**Supplied material:**
------
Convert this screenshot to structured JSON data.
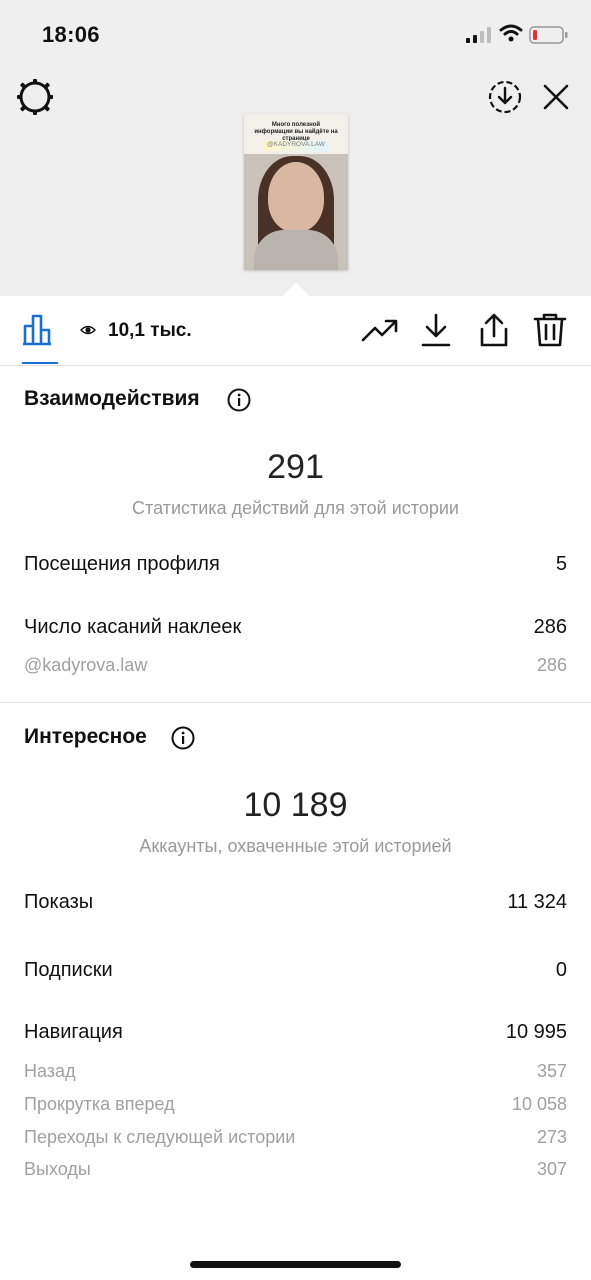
{
  "status_bar": {
    "time": "18:06",
    "icons": [
      "signal-icon",
      "wifi-icon",
      "battery-icon"
    ],
    "battery_color": "#e0312c"
  },
  "header": {
    "icons": [
      "settings-icon",
      "download-circle-icon",
      "close-icon"
    ]
  },
  "story_thumbnail": {
    "caption": "Много полезной информации вы найдёте на странице",
    "handle": "@KADYROVA.LAW"
  },
  "toolbar": {
    "views": "10,1 тыс.",
    "icons": [
      "bar-chart-icon",
      "eye-icon",
      "trend-icon",
      "download-icon",
      "share-icon",
      "trash-icon"
    ],
    "active_color": "#1b6fd1"
  },
  "interactions": {
    "title": "Взаимодействия",
    "total": "291",
    "caption": "Статистика действий для этой истории",
    "rows": [
      {
        "label": "Посещения профиля",
        "value": "5"
      },
      {
        "label": "Число касаний наклеек",
        "value": "286"
      }
    ],
    "sub_rows": [
      {
        "label": "@kadyrova.law",
        "value": "286"
      }
    ]
  },
  "discovery": {
    "title": "Интересное",
    "total": "10 189",
    "caption": "Аккаунты, охваченные этой историей",
    "rows": [
      {
        "label": "Показы",
        "value": "11 324"
      },
      {
        "label": "Подписки",
        "value": "0"
      },
      {
        "label": "Навигация",
        "value": "10 995"
      }
    ],
    "nav_rows": [
      {
        "label": "Назад",
        "value": "357"
      },
      {
        "label": "Прокрутка вперед",
        "value": "10 058"
      },
      {
        "label": "Переходы к следующей истории",
        "value": "273"
      },
      {
        "label": "Выходы",
        "value": "307"
      }
    ]
  }
}
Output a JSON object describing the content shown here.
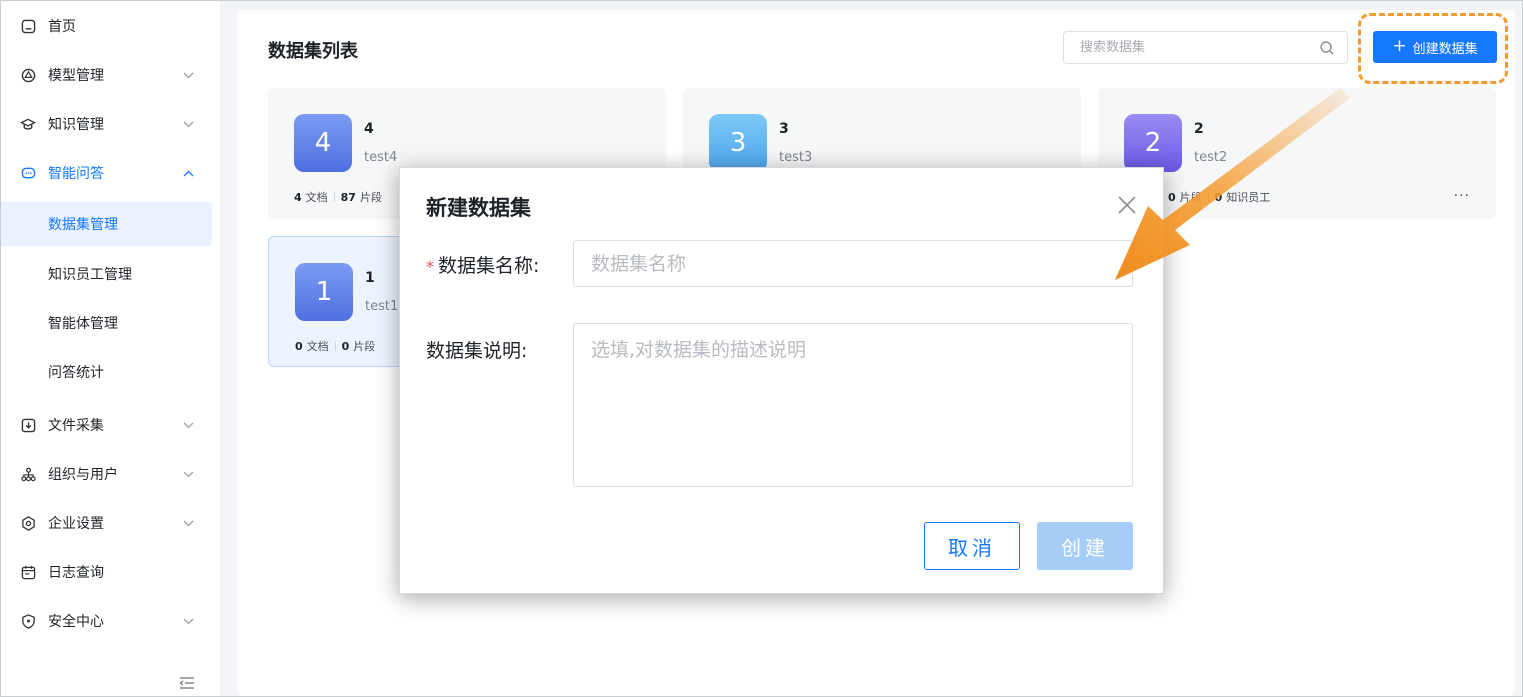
{
  "sidebar": {
    "items": [
      {
        "label": "首页",
        "icon": "home-icon"
      },
      {
        "label": "模型管理",
        "icon": "model-icon"
      },
      {
        "label": "知识管理",
        "icon": "knowledge-icon"
      },
      {
        "label": "智能问答",
        "icon": "chat-icon",
        "expanded": true
      },
      {
        "label": "文件采集",
        "icon": "file-collect-icon"
      },
      {
        "label": "组织与用户",
        "icon": "org-icon"
      },
      {
        "label": "企业设置",
        "icon": "settings-icon"
      },
      {
        "label": "日志查询",
        "icon": "log-icon"
      },
      {
        "label": "安全中心",
        "icon": "shield-icon"
      }
    ],
    "subitems": [
      {
        "label": "数据集管理",
        "selected": true
      },
      {
        "label": "知识员工管理"
      },
      {
        "label": "智能体管理"
      },
      {
        "label": "问答统计"
      }
    ]
  },
  "header": {
    "title": "数据集列表",
    "search_placeholder": "搜索数据集",
    "create_label": "创建数据集"
  },
  "cards": [
    {
      "badge": "4",
      "title": "4",
      "desc": "test4",
      "docs": "4",
      "docs_label": "文档",
      "segments": "87",
      "segments_label": "片段",
      "color_top": "#7b9cf2",
      "color_bottom": "#4f6fe0"
    },
    {
      "badge": "3",
      "title": "3",
      "desc": "test3",
      "color_top": "#7cc8f7",
      "color_bottom": "#4ea6ee"
    },
    {
      "badge": "2",
      "title": "2",
      "desc": "test2",
      "segments": "0",
      "segments_label": "片段",
      "employees": "0",
      "employees_label": "知识员工",
      "color_top": "#9a8cf3",
      "color_bottom": "#6a5ae6"
    },
    {
      "badge": "1",
      "title": "1",
      "desc": "test1",
      "docs": "0",
      "docs_label": "文档",
      "segments": "0",
      "segments_label": "片段",
      "color_top": "#7b9cf2",
      "color_bottom": "#4f6fe0"
    }
  ],
  "more_symbol": "···",
  "modal": {
    "title": "新建数据集",
    "name_label": "数据集名称:",
    "name_required_mark": "*",
    "name_placeholder": "数据集名称",
    "desc_label": "数据集说明:",
    "desc_placeholder": "选填,对数据集的描述说明",
    "cancel_label": "取消",
    "create_label": "创建"
  },
  "colors": {
    "accent": "#1677ff",
    "highlight": "#f59a2b",
    "required": "#e34d4d"
  }
}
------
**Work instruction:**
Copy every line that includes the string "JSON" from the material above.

**Solution to this task:**
Convert this screenshot to structured JSON data.
Output a JSON object describing the content shown here.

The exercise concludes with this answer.